I cannot speak for whom the city of New Orleans wants to become, but I think that sustainability from an artists perspective does, and always should, come from the work an artist does as an individual. I do not see us as being a collective group. All of us have different causes and motivations to do the work we do. If someone is in New Orleans as an artist I would hope they were there because they were interested in the subject matter that exists in New Orleans and not because of a need to pay rent.
What was your strategy is presenting and maintaining the strong sense of place that exists in ‘Below Dreams’?
We had 2 cinematographers. With Milena Pastreich, who did most of the city shooting, we worked together, taking many photos and video on my phone showing where the eye needs to be. With Brian C. Miller Richard, we did more of the controlled and traditional setups.
Conceptually, what was important to me, was the personal space and public space that ultimately creates the on-screen world and allowing these two things to really feel like they are one. What led me from place to place is where the characters need to be; where the space is these characters naturally inhabit. This is a reflection of the city and that is what keeps people divided.
Technically, what kind of camera setups were you using?
We shot on two Canon 7D hand held rigs. Everything was wireless. No monitors or anything. We had Zeiss CP2 lenses which are really beautiful glass. My friend was booming and we had a lot of lavs.
How big was the crew?
In a few places you utilized long, uninterrupted takes. Did this come organically specific to this film or do you draw influence from the long take approach to filmmaking?
The story and the message are what drives the technique. The idea is that we have people who are saying things that are important and we need to listen to them. When someone is finished getting their point across that is when we cut away. There are times when you are standing on the corner and someone may just start talking to you. Even if you do not want to talk you should be mindful of what is being said. In the bus station scene, the man talking is discussing important things like how rent has tripled since Katrina and introducing us to a lot of the issues occurring in New Orleans. As a filmmaker I felt this was an opportunity to not let people walk away.

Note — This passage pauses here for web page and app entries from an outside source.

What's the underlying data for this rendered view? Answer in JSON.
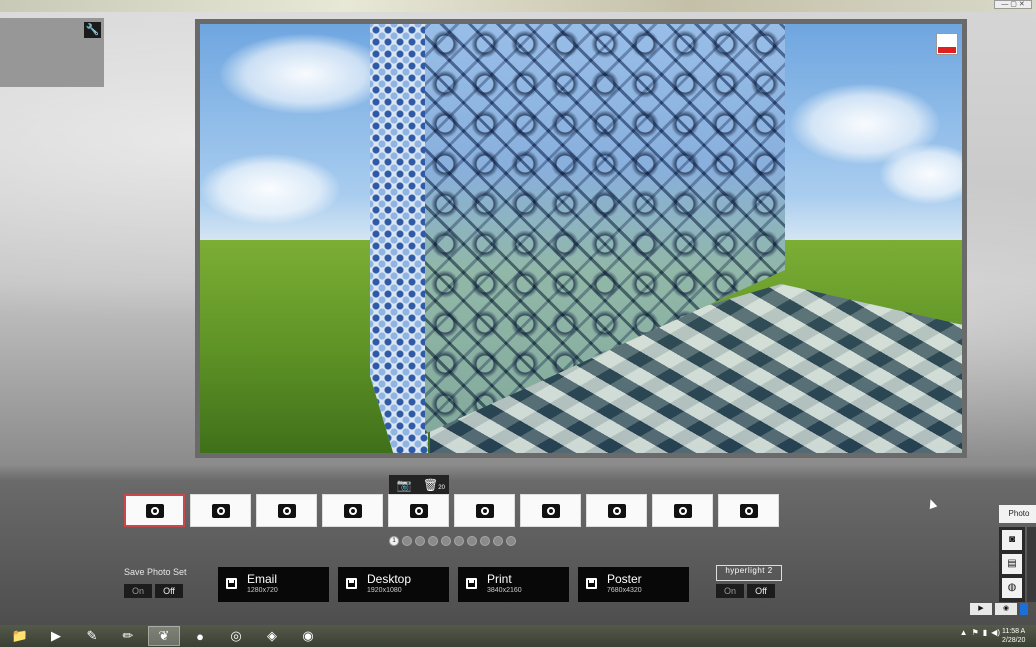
{
  "window": {
    "controls_label": "— ▢ ✕"
  },
  "toolbar": {
    "wrench_icon": "wrench-icon",
    "wrench_glyph": "🔧"
  },
  "camera_tools": {
    "camera_glyph": "📷",
    "trash_glyph": "🗑",
    "trash_sub": "20"
  },
  "photo_slots": [
    {
      "active": true
    },
    {
      "active": false
    },
    {
      "active": false
    },
    {
      "active": false
    },
    {
      "active": false
    },
    {
      "active": false
    },
    {
      "active": false
    },
    {
      "active": false
    },
    {
      "active": false
    },
    {
      "active": false
    }
  ],
  "pager": {
    "pages": [
      "1",
      "2",
      "3",
      "4",
      "5",
      "6",
      "7",
      "8",
      "9",
      "10"
    ],
    "current_label": "1"
  },
  "save_photo_set": {
    "label": "Save Photo Set",
    "on_label": "On",
    "off_label": "Off"
  },
  "export_buttons": [
    {
      "name": "Email",
      "size": "1280x720"
    },
    {
      "name": "Desktop",
      "size": "1920x1080"
    },
    {
      "name": "Print",
      "size": "3840x2160"
    },
    {
      "name": "Poster",
      "size": "7680x4320"
    }
  ],
  "hyperlight": {
    "label": "hyperlight 2",
    "on_label": "On",
    "off_label": "Off"
  },
  "side_panel": {
    "photo_tab": "Photo",
    "icons": [
      "camera-icon",
      "film-icon",
      "globe-icon"
    ]
  },
  "playback": {
    "play": "▶",
    "stop": "◉"
  },
  "taskbar": {
    "items": [
      "📁",
      "▶",
      "✎",
      "✏",
      "❦",
      "●",
      "◎",
      "◈",
      "◉"
    ],
    "clock_time": "11:58 A",
    "clock_date": "2/28/20"
  },
  "colors": {
    "accent_red": "#c9484c",
    "record_red": "#e02020",
    "blue": "#1d6fd8"
  }
}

In general my filmmaking influences come from 1970s American Cinema and the likes of Charles Burnett, Billy Woodberry, Martin Scorsese, Pedro Costa, John Cassavettes and Antonioni. The spirit of these filmmakers speaks to me. This no nonsense, no bullshit approach has always drawn me. Working with people within your community and within natural environments with a not-going-to-wait mentality.

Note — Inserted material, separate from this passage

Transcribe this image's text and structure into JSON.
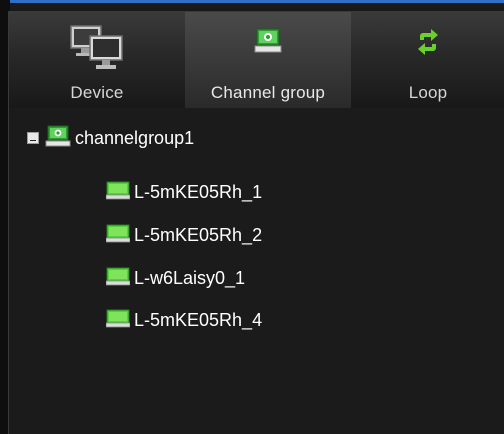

How has the experience of making ‘Below Dreams’ influenced your own outlook toward the nature of opportunity in America? Did you find yourself believing one thing when you started and something different upon completion?
What has always stuck with me is that this film is not providing answers. It is adding to a pre-existing conversation about people in their 20’s. History is subjective in the way we perceive what happens. My generation is going to be based on the iconography and imagery that exists. I am simply trying to diversify that space.
About The Filmmaker
Garrett Bradley lives and works in New Orleans, Louisiana. She is the recipient of the Hollywood Foreign Press Association Award, The Lynn Weston Fellowship, The Motion Picture Association of America Award, The Mary Pickford Award, and several academic fellowships. From 2003–2004, Bradley worked as the post-production assistant to filmmakers Laura Poitras and Linda Goode Bryant on the Emmy Nominated-film, Flag Wars. Her first feature length film, Below Dreams, was selected as one of ten for the 2013 IFP Narrative Lab. Bradley has made 24 short films and one feature.